- [Exercise details]: All entries that follow are to be written out verbatim.

── Exercise data ──

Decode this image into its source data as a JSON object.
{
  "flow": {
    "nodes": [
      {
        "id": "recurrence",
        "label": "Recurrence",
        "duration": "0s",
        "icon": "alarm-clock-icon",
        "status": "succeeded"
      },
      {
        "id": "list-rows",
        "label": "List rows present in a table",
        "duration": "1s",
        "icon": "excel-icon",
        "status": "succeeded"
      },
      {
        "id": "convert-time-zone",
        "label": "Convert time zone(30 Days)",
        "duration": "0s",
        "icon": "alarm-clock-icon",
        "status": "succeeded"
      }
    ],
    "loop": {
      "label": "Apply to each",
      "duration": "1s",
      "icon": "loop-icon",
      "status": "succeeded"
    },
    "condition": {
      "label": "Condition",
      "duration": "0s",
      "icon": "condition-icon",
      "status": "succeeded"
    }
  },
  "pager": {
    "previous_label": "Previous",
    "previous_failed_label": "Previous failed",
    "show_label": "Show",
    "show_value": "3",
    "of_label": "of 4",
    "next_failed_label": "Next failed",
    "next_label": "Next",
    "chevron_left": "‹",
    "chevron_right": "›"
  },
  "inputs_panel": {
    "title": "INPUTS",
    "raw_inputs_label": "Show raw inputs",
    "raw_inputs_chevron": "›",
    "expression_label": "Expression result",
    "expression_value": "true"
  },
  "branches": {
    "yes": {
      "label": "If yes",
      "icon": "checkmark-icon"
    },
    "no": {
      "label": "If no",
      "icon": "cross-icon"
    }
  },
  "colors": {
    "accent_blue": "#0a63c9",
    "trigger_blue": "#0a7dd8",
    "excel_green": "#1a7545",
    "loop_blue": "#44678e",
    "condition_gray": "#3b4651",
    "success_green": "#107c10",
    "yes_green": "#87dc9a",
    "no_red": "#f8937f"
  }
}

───

- [Response]:
Decode this image into its source data as a JSON object.
{
  "flow": {
    "nodes": [
      {
        "id": "recurrence",
        "label": "Recurrence",
        "duration": "0s",
        "icon": "alarm-clock-icon",
        "status": "succeeded"
      },
      {
        "id": "list-rows",
        "label": "List rows present in a table",
        "duration": "1s",
        "icon": "excel-icon",
        "status": "succeeded"
      },
      {
        "id": "convert-time-zone",
        "label": "Convert time zone(30 Days)",
        "duration": "0s",
        "icon": "alarm-clock-icon",
        "status": "succeeded"
      }
    ],
    "loop": {
      "label": "Apply to each",
      "duration": "1s",
      "icon": "loop-icon",
      "status": "succeeded"
    },
    "condition": {
      "label": "Condition",
      "duration": "0s",
      "icon": "condition-icon",
      "status": "succeeded"
    }
  },
  "pager": {
    "previous_label": "Previous",
    "previous_failed_label": "Previous failed",
    "show_label": "Show",
    "show_value": "3",
    "of_label": "of 4",
    "next_failed_label": "Next failed",
    "next_label": "Next",
    "chevron_left": "‹",
    "chevron_right": "›"
  },
  "inputs_panel": {
    "title": "INPUTS",
    "raw_inputs_label": "Show raw inputs",
    "raw_inputs_chevron": "›",
    "expression_label": "Expression result",
    "expression_value": "true"
  },
  "branches": {
    "yes": {
      "label": "If yes",
      "icon": "checkmark-icon"
    },
    "no": {
      "label": "If no",
      "icon": "cross-icon"
    }
  },
  "colors": {
    "accent_blue": "#0a63c9",
    "trigger_blue": "#0a7dd8",
    "excel_green": "#1a7545",
    "loop_blue": "#44678e",
    "condition_gray": "#3b4651",
    "success_green": "#107c10",
    "yes_green": "#87dc9a",
    "no_red": "#f8937f"
  }
}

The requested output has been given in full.